Even though the company grew revenue 4% this quarter, Smith is not about to let high expectations from the Fed blind the fact that FedEx is still in the middle of some very important restructuring plans. Although the Express and Ground businesses did well this quarter, up 3% and 12%, respectively, FedEx didn't "deliver the goods" in terms of revenue per package. There was a 41% decline in operating income.
Granted, this decline included several charges related to the aforementioned restructuring plans. But adjusted operating income was flat. Again, this goes back to Smith's handling of the overall business and why I support his statements regarding FedEx's business. The downgrades notwithstanding, the way I see it it's best to be disappointed now in guidance than for investors to feel they were steered incorrectly should the company miss estimates later.
The good news is that FedEx's long-term commitment to better performance is real. For now, though, I don't see a scenario where the stock is going to move that drastically in either direction.
That's not to say FedEx doesn't have potential.

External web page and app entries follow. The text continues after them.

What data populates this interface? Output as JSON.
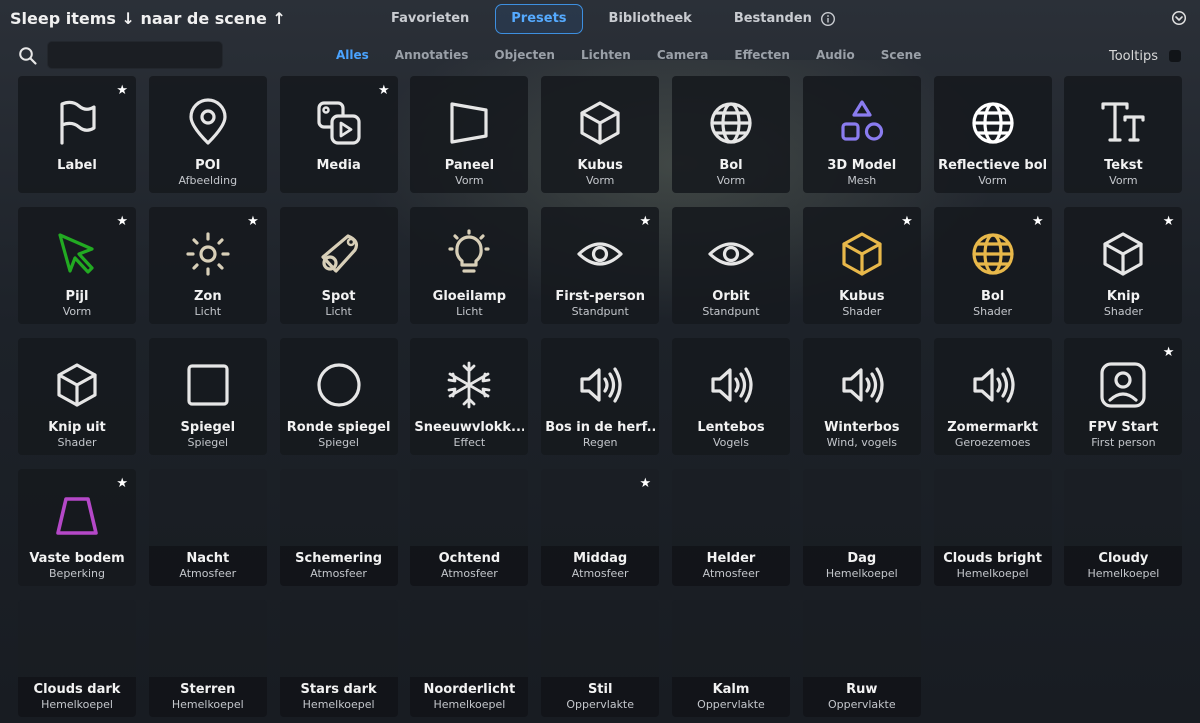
{
  "header": {
    "scene_hint": "Sleep items ↓ naar de scene ↑",
    "tabs": [
      {
        "label": "Favorieten",
        "active": false
      },
      {
        "label": "Presets",
        "active": true
      },
      {
        "label": "Bibliotheek",
        "active": false
      },
      {
        "label": "Bestanden",
        "active": false
      }
    ],
    "info_icon": "info-icon",
    "collapse_icon": "chevron-down-circle-icon"
  },
  "filterbar": {
    "search_value": "",
    "search_icon": "search-icon",
    "filters": [
      {
        "label": "Alles",
        "active": true
      },
      {
        "label": "Annotaties",
        "active": false
      },
      {
        "label": "Objecten",
        "active": false
      },
      {
        "label": "Lichten",
        "active": false
      },
      {
        "label": "Camera",
        "active": false
      },
      {
        "label": "Effecten",
        "active": false
      },
      {
        "label": "Audio",
        "active": false
      },
      {
        "label": "Scene",
        "active": false
      }
    ],
    "tooltips_label": "Tooltips",
    "tooltips_checked": false
  },
  "colors": {
    "accent": "#4aa3ff",
    "icon_default": "#e6e6e6",
    "icon_mesh": "#8a7cf0",
    "icon_shader": "#e8b84a",
    "icon_light": "#d8cfb8",
    "icon_arrow": "#22aa22",
    "icon_floor": "#b548c8"
  },
  "items": [
    {
      "name": "Label",
      "sub": "",
      "icon": "flag-icon",
      "star": true
    },
    {
      "name": "POI",
      "sub": "Afbeelding",
      "icon": "map-pin-icon",
      "star": false
    },
    {
      "name": "Media",
      "sub": "",
      "icon": "media-icon",
      "star": true
    },
    {
      "name": "Paneel",
      "sub": "Vorm",
      "icon": "panel-icon",
      "star": false
    },
    {
      "name": "Kubus",
      "sub": "Vorm",
      "icon": "cube-icon",
      "star": false
    },
    {
      "name": "Bol",
      "sub": "Vorm",
      "icon": "globe-icon",
      "star": false
    },
    {
      "name": "3D Model",
      "sub": "Mesh",
      "icon": "shapes-icon",
      "star": false
    },
    {
      "name": "Reflectieve bol",
      "sub": "Vorm",
      "icon": "globe-white-icon",
      "star": false
    },
    {
      "name": "Tekst",
      "sub": "Vorm",
      "icon": "text-size-icon",
      "star": false
    },
    {
      "name": "Pijl",
      "sub": "Vorm",
      "icon": "cursor-arrow-icon",
      "star": true
    },
    {
      "name": "Zon",
      "sub": "Licht",
      "icon": "sun-icon",
      "star": true
    },
    {
      "name": "Spot",
      "sub": "Licht",
      "icon": "spotlight-icon",
      "star": false
    },
    {
      "name": "Gloeilamp",
      "sub": "Licht",
      "icon": "bulb-icon",
      "star": false
    },
    {
      "name": "First-person",
      "sub": "Standpunt",
      "icon": "eye-icon",
      "star": true
    },
    {
      "name": "Orbit",
      "sub": "Standpunt",
      "icon": "eye-icon",
      "star": false
    },
    {
      "name": "Kubus",
      "sub": "Shader",
      "icon": "cube-gold-icon",
      "star": true
    },
    {
      "name": "Bol",
      "sub": "Shader",
      "icon": "globe-gold-icon",
      "star": true
    },
    {
      "name": "Knip",
      "sub": "Shader",
      "icon": "cube-icon",
      "star": true
    },
    {
      "name": "Knip uit",
      "sub": "Shader",
      "icon": "cube-icon",
      "star": false
    },
    {
      "name": "Spiegel",
      "sub": "Spiegel",
      "icon": "square-icon",
      "star": false
    },
    {
      "name": "Ronde spiegel",
      "sub": "Spiegel",
      "icon": "circle-icon",
      "star": false
    },
    {
      "name": "Sneeuwvlokk...",
      "sub": "Effect",
      "icon": "snowflake-icon",
      "star": false
    },
    {
      "name": "Bos in de herf...",
      "sub": "Regen",
      "icon": "speaker-icon",
      "star": false
    },
    {
      "name": "Lentebos",
      "sub": "Vogels",
      "icon": "speaker-icon",
      "star": false
    },
    {
      "name": "Winterbos",
      "sub": "Wind, vogels",
      "icon": "speaker-icon",
      "star": false
    },
    {
      "name": "Zomermarkt",
      "sub": "Geroezemoes",
      "icon": "speaker-icon",
      "star": false
    },
    {
      "name": "FPV Start",
      "sub": "First person",
      "icon": "user-square-icon",
      "star": true
    },
    {
      "name": "Vaste bodem",
      "sub": "Beperking",
      "icon": "floor-icon",
      "star": true
    },
    {
      "name": "Nacht",
      "sub": "Atmosfeer",
      "icon": "",
      "star": false
    },
    {
      "name": "Schemering",
      "sub": "Atmosfeer",
      "icon": "",
      "star": false
    },
    {
      "name": "Ochtend",
      "sub": "Atmosfeer",
      "icon": "",
      "star": false
    },
    {
      "name": "Middag",
      "sub": "Atmosfeer",
      "icon": "",
      "star": true
    },
    {
      "name": "Helder",
      "sub": "Atmosfeer",
      "icon": "",
      "star": false
    },
    {
      "name": "Dag",
      "sub": "Hemelkoepel",
      "icon": "",
      "star": false
    },
    {
      "name": "Clouds bright",
      "sub": "Hemelkoepel",
      "icon": "",
      "star": false
    },
    {
      "name": "Cloudy",
      "sub": "Hemelkoepel",
      "icon": "",
      "star": false
    },
    {
      "name": "Clouds dark",
      "sub": "Hemelkoepel",
      "icon": "",
      "star": false
    },
    {
      "name": "Sterren",
      "sub": "Hemelkoepel",
      "icon": "",
      "star": false
    },
    {
      "name": "Stars dark",
      "sub": "Hemelkoepel",
      "icon": "",
      "star": false
    },
    {
      "name": "Noorderlicht",
      "sub": "Hemelkoepel",
      "icon": "",
      "star": false
    },
    {
      "name": "Stil",
      "sub": "Oppervlakte",
      "icon": "",
      "star": false
    },
    {
      "name": "Kalm",
      "sub": "Oppervlakte",
      "icon": "",
      "star": false
    },
    {
      "name": "Ruw",
      "sub": "Oppervlakte",
      "icon": "",
      "star": false
    }
  ]
}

But free cash flow growth, or lack thereof, makes it difficult for me to fall in love with the stock. I can be persuaded otherwise should shares fall further amid this overreaction.
At the time of publication the author had no position in any of the stocks mentioned.
This article was written by an independent contributor, separate from TheStreet's regular news coverage.